In addition to hip fractures, falls can result in:
- Arm, ankle, rib and other fractures
- Head injury
- Pain and disability
- Placement in a rehabilitation facility
Emotional Impact of Falls
Once falling, seniors often are afraid to fall again and avoid leaving the house. As a result, many cut back on activities and social events. Isolated in their homes, seniors become lonely, sad, and depressed. Depression and anxiety can increase the risk of falling, creating a pattern of fear that negatively impacts an aging adult’s independence and emotional state.
Others may form bad habits such as holding onto furniture or walls to maintain their balance or looking down at the floor to prevent tripping. These new behaviors contribute to falls instead of preventing them.
Seniors experiencing a fall may even delay important routine activities such as going to the bathroom, taking a shower, or drinking water that can lead to problems. For example, delaying a trip to the bathroom can cause a urinary tract infection while ignoring signs of thirst can cause dehydration. Sitting for long periods due to inactivity weakens muscles that can add to the risk of future falls.
Steps to Fall Prevention
Research demonstrates that seniors can avoid falls by decreasing risks. The following senior fall prevention tips can lessen the chance of a debilitating accident.
- Visit the Doctor and Ask Questions
Doctors can conduct a thorough patient evaluation to determine potential risks for falling. Tell your physician about any falls, near falls, or unsteadiness of your aging loved one. Ask about medications that can cause dizziness or sleepiness. Discuss the need for additional examinations such as hearing or podiatry and discuss fall prevention strategies.
- Make Lifestyle Changes

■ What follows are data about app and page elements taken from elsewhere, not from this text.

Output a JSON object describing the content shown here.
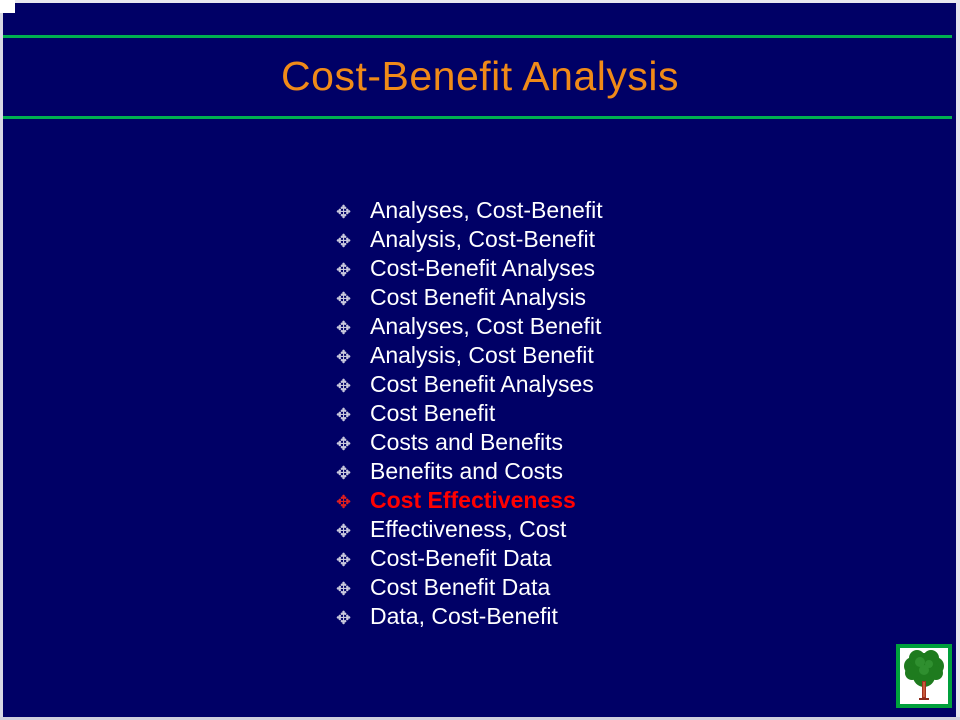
{
  "slide": {
    "title": "Cost-Benefit Analysis",
    "background_color": "#000066",
    "title_color": "#F08A18",
    "rule_color": "#00B050",
    "accent_color": "#FF0000",
    "text_color": "#FFFFFF",
    "bullet_glyph": "✥",
    "bullet_icon_name": "compass-diamond-bullet-icon",
    "items": [
      {
        "label": "Analyses, Cost-Benefit",
        "accent": false
      },
      {
        "label": "Analysis, Cost-Benefit",
        "accent": false
      },
      {
        "label": "Cost-Benefit Analyses",
        "accent": false
      },
      {
        "label": "Cost Benefit Analysis",
        "accent": false
      },
      {
        "label": "Analyses, Cost Benefit",
        "accent": false
      },
      {
        "label": "Analysis, Cost Benefit",
        "accent": false
      },
      {
        "label": "Cost Benefit Analyses",
        "accent": false
      },
      {
        "label": "Cost Benefit",
        "accent": false
      },
      {
        "label": "Costs and Benefits",
        "accent": false
      },
      {
        "label": "Benefits and Costs",
        "accent": false
      },
      {
        "label": "Cost Effectiveness",
        "accent": true
      },
      {
        "label": "Effectiveness, Cost",
        "accent": false
      },
      {
        "label": "Cost-Benefit Data",
        "accent": false
      },
      {
        "label": "Cost Benefit Data",
        "accent": false
      },
      {
        "label": "Data, Cost-Benefit",
        "accent": false
      }
    ],
    "logo": {
      "icon_name": "tree-logo-icon",
      "border_color": "#00A03C",
      "canopy_color": "#1E7B1E",
      "trunk_color": "#A03020"
    }
  }
}
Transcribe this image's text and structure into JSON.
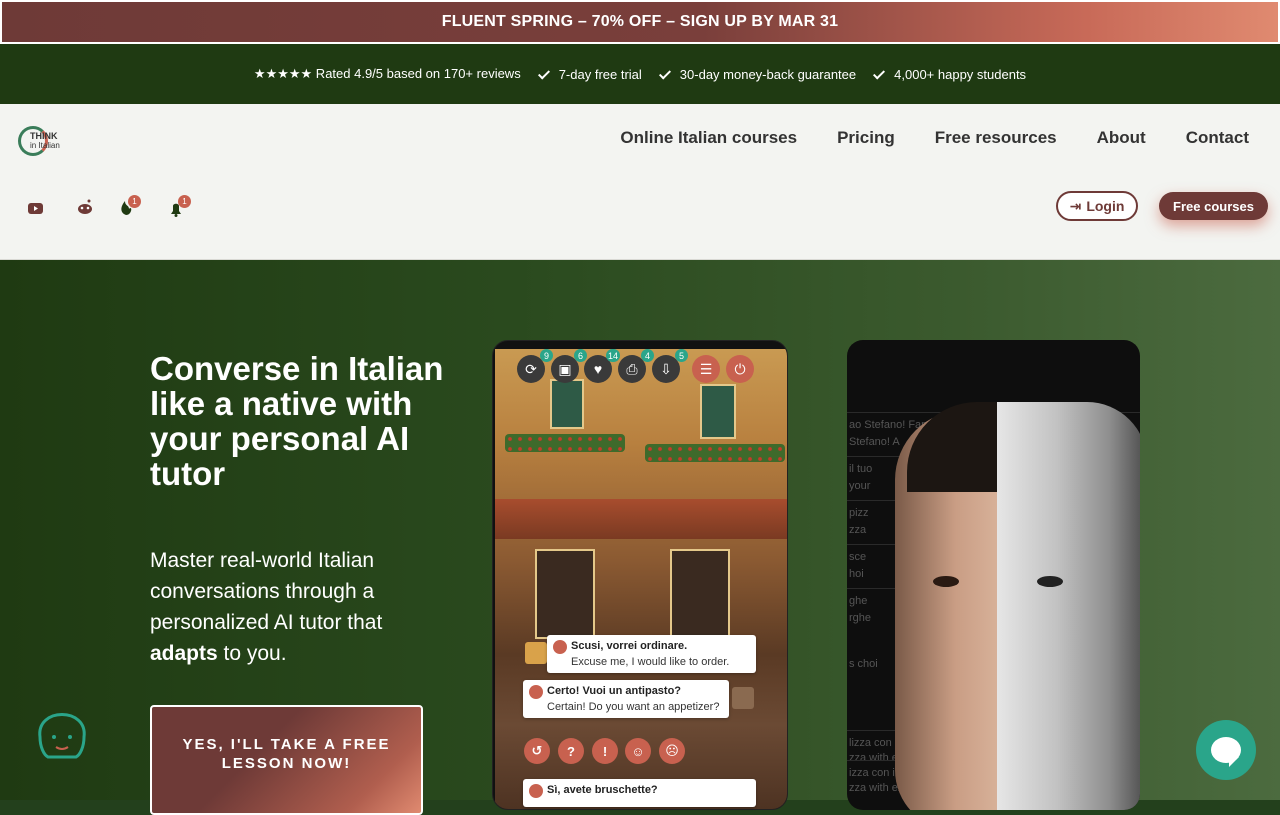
{
  "promo": {
    "text": "FLUENT SPRING – 70% OFF – SIGN UP BY MAR 31"
  },
  "trust": {
    "rating": "★★★★★ Rated 4.9/5 based on 170+ reviews",
    "items": [
      "7-day free trial",
      "30-day money-back guarantee",
      "4,000+ happy students"
    ]
  },
  "logo": {
    "line1": "THINK",
    "line2": "in Italian"
  },
  "nav": {
    "items": [
      "Online Italian courses",
      "Pricing",
      "Free resources",
      "About",
      "Contact"
    ],
    "login": "Login",
    "free": "Free courses",
    "badges": [
      "1",
      "1"
    ]
  },
  "hero": {
    "title": "Converse in Italian like a native with your personal AI tutor",
    "subtitle_pre": "Master real-world Italian conversations through a personalized AI tutor that ",
    "subtitle_bold": "adapts",
    "subtitle_post": " to you.",
    "cta": "YES, I'LL TAKE A FREE LESSON NOW!"
  },
  "phone": {
    "toolbar": [
      {
        "icon": "repeat-icon",
        "count": "9"
      },
      {
        "icon": "image-icon",
        "count": "6"
      },
      {
        "icon": "heartbeat-icon",
        "count": "14"
      },
      {
        "icon": "print-icon",
        "count": "4"
      },
      {
        "icon": "download-icon",
        "count": "5"
      },
      {
        "icon": "settings-icon",
        "count": ""
      },
      {
        "icon": "power-icon",
        "count": ""
      }
    ],
    "msg1": {
      "it": "Scusi, vorrei ordinare.",
      "en": "Excuse me, I would like to order."
    },
    "msg2": {
      "it": "Certo! Vuoi un antipasto?",
      "en": "Certain! Do you want an appetizer?"
    },
    "msg3": {
      "it": "Sì, avete bruschette?"
    },
    "reactions": [
      "↺",
      "?",
      "!",
      "☺",
      "☹"
    ]
  },
  "ai": {
    "ghost": [
      "ao Stefano! Fam",
      "Stefano! A",
      "il tuo",
      "your",
      "pizz",
      "zza",
      "sce",
      "hoi",
      "ghe",
      "rghe",
      "s choi",
      "lizza con ingredi",
      "zza with extra ingre",
      "izza con ingredi",
      "zza with extra ingre"
    ]
  }
}
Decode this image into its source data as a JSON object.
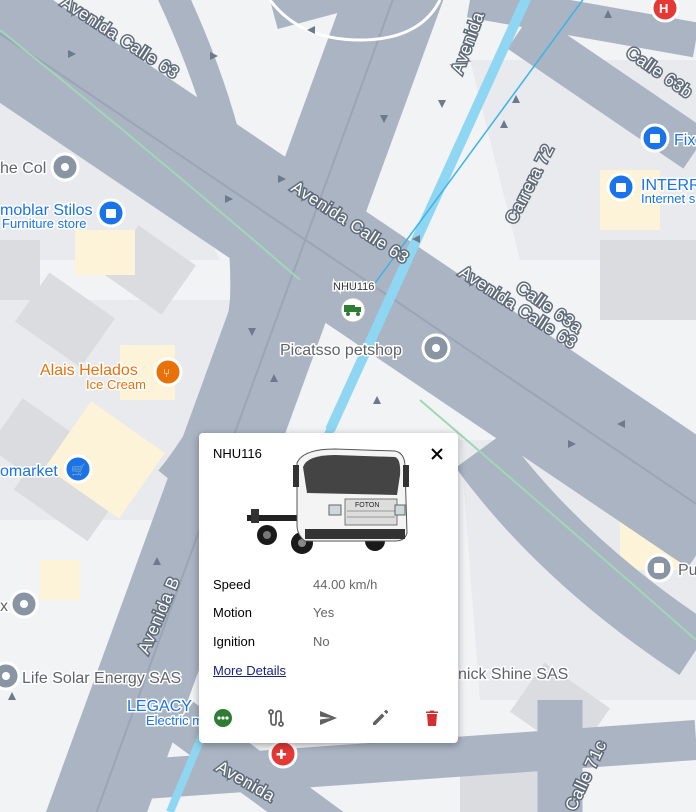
{
  "map": {
    "roads": [
      "Avenida Calle 63",
      "Avenida Calle 63",
      "Avenida Calle 63",
      "Avenida",
      "Carrera 72",
      "Calle 63a",
      "Calle 63b",
      "Avenida B",
      "Avenida",
      "Calle 71c"
    ],
    "pois": [
      {
        "name": "Picatsso petshop",
        "color": "#ffffff",
        "icon": "camera-icon"
      },
      {
        "name": "Alais Helados",
        "sub": "Ice Cream",
        "color": "#e8710a",
        "icon": "food-icon"
      },
      {
        "name": "moblar Stilos",
        "sub": "Furniture store",
        "color": "#1a73e8",
        "icon": "shopping-bag-icon"
      },
      {
        "name": "INTERR",
        "sub": "Internet s",
        "color": "#1a73e8",
        "icon": "shopping-bag-icon"
      },
      {
        "name": "Fix",
        "color": "#1a73e8",
        "icon": "shopping-bag-icon"
      },
      {
        "name": "he Col",
        "color": "#5f6368",
        "icon": "place-icon"
      },
      {
        "name": "omarket",
        "color": "#1a73e8",
        "icon": "cart-icon"
      },
      {
        "name": "Life Solar Energy SAS",
        "color": "#5f6368",
        "icon": "place-icon"
      },
      {
        "name": "LEGACY",
        "sub": "Electric m",
        "color": "#1a73e8",
        "icon": "shopping-bag-icon"
      },
      {
        "name": "nick Shine SAS",
        "color": "#5f6368",
        "icon": "place-icon"
      },
      {
        "name": "Pu",
        "color": "#5f6368",
        "icon": "bus-icon"
      },
      {
        "name": "x",
        "color": "#5f6368",
        "icon": "place-icon"
      }
    ]
  },
  "vehicle": {
    "marker_label": "NHU116",
    "marker_color": "#2e7d32"
  },
  "popup": {
    "title": "NHU116",
    "close_icon": "close-icon",
    "rows": [
      {
        "label": "Speed",
        "value": "44.00 km/h"
      },
      {
        "label": "Motion",
        "value": "Yes"
      },
      {
        "label": "Ignition",
        "value": "No"
      }
    ],
    "more_details": "More Details",
    "actions": [
      {
        "name": "more-options-button",
        "icon": "more-horiz-icon",
        "color": "#2e7d32"
      },
      {
        "name": "route-button",
        "icon": "route-icon",
        "color": "#616161"
      },
      {
        "name": "send-command-button",
        "icon": "send-icon",
        "color": "#616161"
      },
      {
        "name": "edit-button",
        "icon": "edit-icon",
        "color": "#616161"
      },
      {
        "name": "delete-button",
        "icon": "delete-icon",
        "color": "#d32f2f"
      }
    ]
  }
}
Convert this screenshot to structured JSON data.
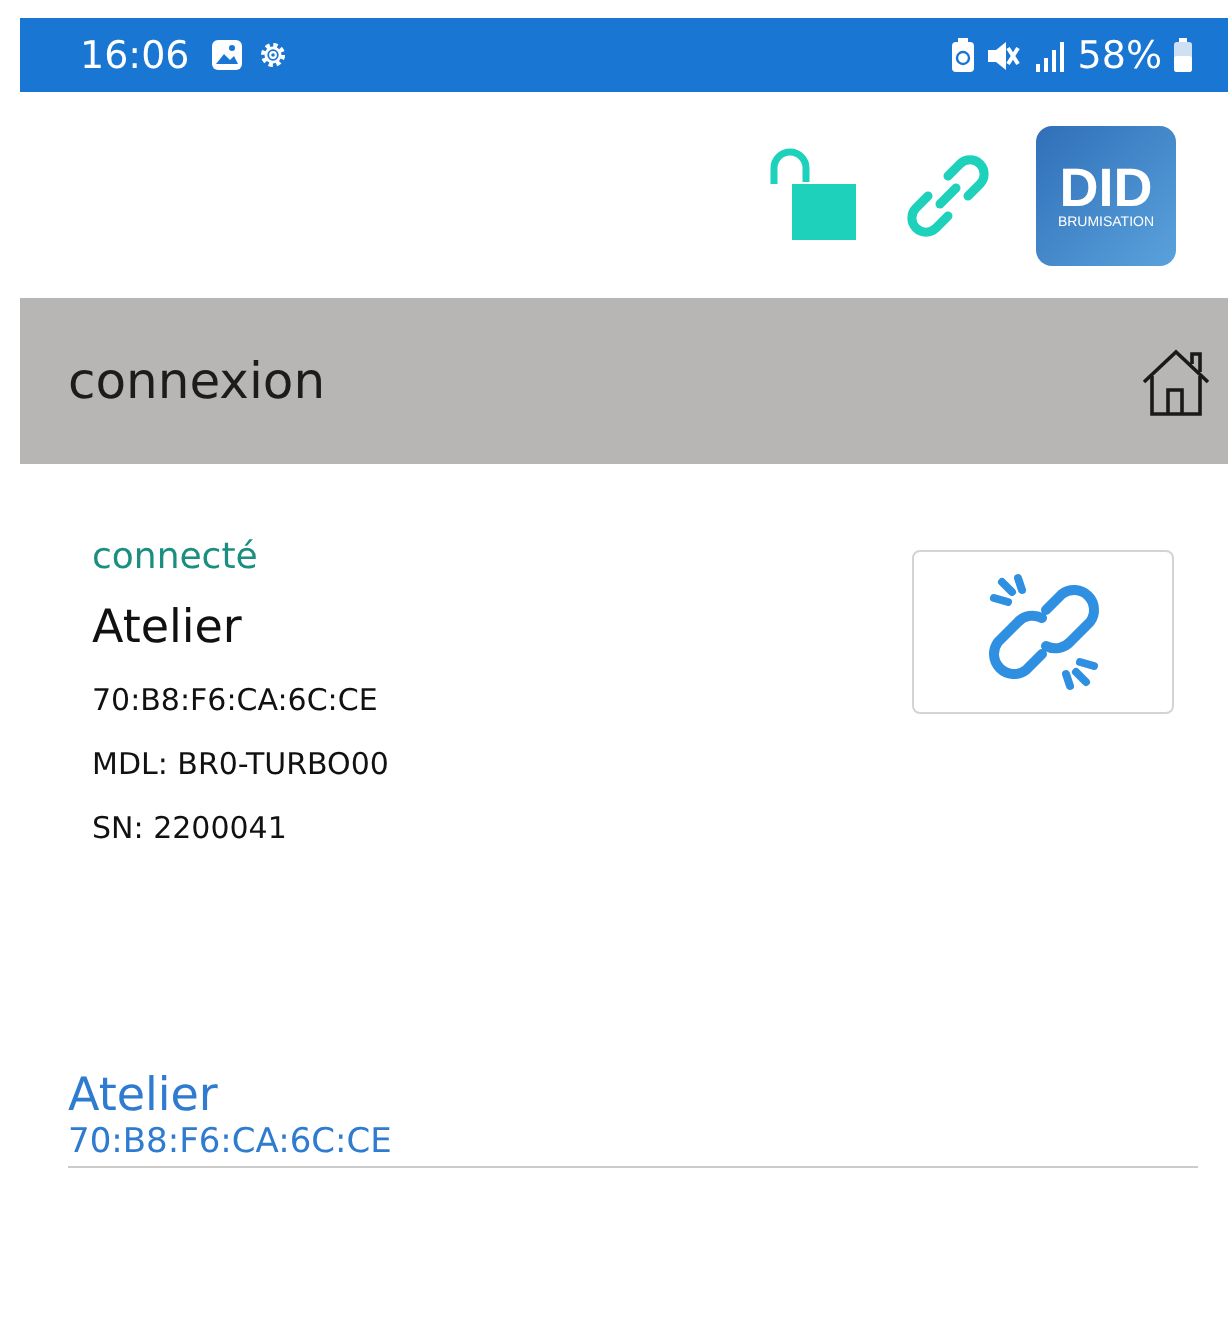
{
  "status_bar": {
    "time": "16:06",
    "battery": "58%"
  },
  "logo": {
    "title": "DID",
    "subtitle": "BRUMISATION"
  },
  "header": {
    "title": "connexion"
  },
  "device": {
    "status": "connecté",
    "name": "Atelier",
    "address": "70:B8:F6:CA:6C:CE",
    "model": "MDL: BR0-TURBO00",
    "serial": "SN: 2200041"
  },
  "devices": [
    {
      "name": "Atelier",
      "address": "70:B8:F6:CA:6C:CE"
    }
  ]
}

Start or increase physical activity to improve muscle strength and balance as well as mood and socialization. Incorporate activities that improve strength, balance, flexibility, and endurance. Inactive adults should start slow. Walking, gardening and swimming are popular activities among older adults. Yoga is great to build balance that can help prevent falls.
Lifting light weights or using resistance bands can build muscle strength. Seniors can even exercise while seated lifting their legs or light weights. Begin with short intervals of moderate activity for 5 – 10 minutes and build time and endurance. Always check with your physician before starting or changing exercise routines. For additional senior fall prevention exercise tips, refer to the National Institute on Aging.
- Assess the Home for Modifications
The home itself can pose different hazards that lead to falls. Assess the home or ask for advice from an experienced home healthcare agency to determine positive changes in the home. Some needed modifications may include adding:
- Grab bars to sides of tub/shower and next to the toilet
- Railings on stairways
- Non-skid tub mats and handheld shower heads
- Reflective tape strips to edge of staircase
- Night lights in dark spots or rooms frequented during the night such as the bathroom
- Flashlight near bed
Remove any clutter blocking pathways and place frequently used items such as books, lamp, and telephone on a bedside table. Store clothes, food items, dishes and essentials in lower drawers and shelves for easier reach. Should a senior need a cane or walker, a physical or occupational therapist should train them on safely using them.
Preventing a fall often means the difference between your aging parent living in the comfort of their home or moving into a nursing home. Understanding risk factors and implementing fall prevention strategies are key to avoiding falls. Ask for advice on senior fall prevention from your doctor or a home care agency. Visiting Angels can implement a senior fall prevention program to help reduce risk factors based on an individual’s health condition and needs.